Of course, you may choose to use any other remote repository instead - just remember to replace the repository URL in the upcoming git clone command.

Create a local repository and push some file#

Clone the remote repository we have just created to a local repository:

git clone fake-remote-repo local-repo
cd local-repo

Create some files and add them to git:

# This README file will be committed to Git as usual
echo "# This is a Giftless test" >
# Let's also create a 1mb binary file which we'll want to store in Git LFS 
dd if=/dev/zero of=1mb-blob.bin bs=1024 count=1024
git add 1mb-blob.bin

Enable Git LFS and tell it to track .bin files:

git lfs install
git lfs track "*.bin"

This will actually create a file named .gitattributes in the root of your repository, with the following content:

*.bin filter=lfs diff=lfs merge=lfs -text

Tell Git LFS where to find the Giftless server.
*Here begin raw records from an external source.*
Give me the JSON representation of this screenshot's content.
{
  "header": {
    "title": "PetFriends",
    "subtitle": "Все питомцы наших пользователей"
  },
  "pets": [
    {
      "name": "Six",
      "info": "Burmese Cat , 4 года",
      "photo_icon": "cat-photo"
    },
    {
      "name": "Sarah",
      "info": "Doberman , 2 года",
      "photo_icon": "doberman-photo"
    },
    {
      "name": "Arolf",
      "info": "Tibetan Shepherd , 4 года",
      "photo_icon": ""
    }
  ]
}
We will do that by using the git config command to write to the .lfsconfig file:

git config -f .lfsconfig lfs.url

my-organization/test-repo is an organization / repository prefix under which your files will be stored. Giftless requires all files to be stored under such prefix.
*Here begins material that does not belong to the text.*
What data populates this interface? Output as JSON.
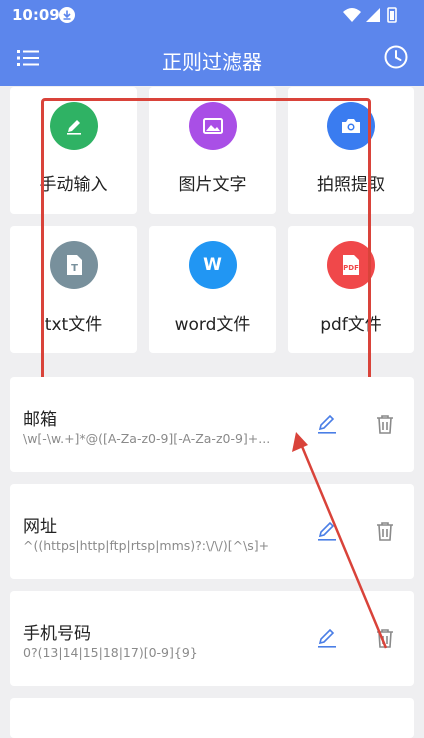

Tell git to track the configuration files we have just created. This will allow other users to have the same Git LFS configuration as us when cloning the repository:

git add .gitattributes .lfsconfig

Commit all the files we have staged:

git commit -m "Adding some files to track"

Finally, let’s push our tracked files to Git LFS:

git push -u origin master

See your objects stored by Giftless locally#

Switch over to the shell in which Giftless is running, and you will see log messages indicating that a file has just been pushed to storage and verified. This should be similar to:

INFO - - "POST /my-organization/test-repo/objects/batch HTTP/1.1" 200 -
INFO - - "PUT /my-organization/test-repo/objects/storage/30e14955ebf1352266dc2ff8067e68104607e750abb9d3b36582b8af909fcb58 HTTP/1.1" 200 -
INFO - - "POST /my-organization/test-repo/objects/storage/verify HTTP/1.1" 200 -

To further verify that the file has been stored by Giftless, we can list the files in our local Giftless storage directory:

ls -lR ../lfs-storage/

You should see:

total 1024
-rw-rw-r-- 1 shahar shahar 1048576 Feb 28 12:08 30e14955ebf1352266dc2ff8067e68104607e750abb9d3b36582b8af909fcb58

You will notice a 1mb file stored in ../lfs-storage/my-organization/test-repo - this is identical to our 1mb-blob.bin file, but it is stored with its SHA256 digest as its name.


You have now seen Giftless used as both a Git LFS server, and as a storage backend. This should give you a basic sense of how to run Giftless, and how Git LFS servers interact with Git.

In a real-world scenario, you would typically have Giftless serve as the Git LFS server but not as a storage backend - storage will be off-loaded to a Cloud Storage service which has been configured for this purpose.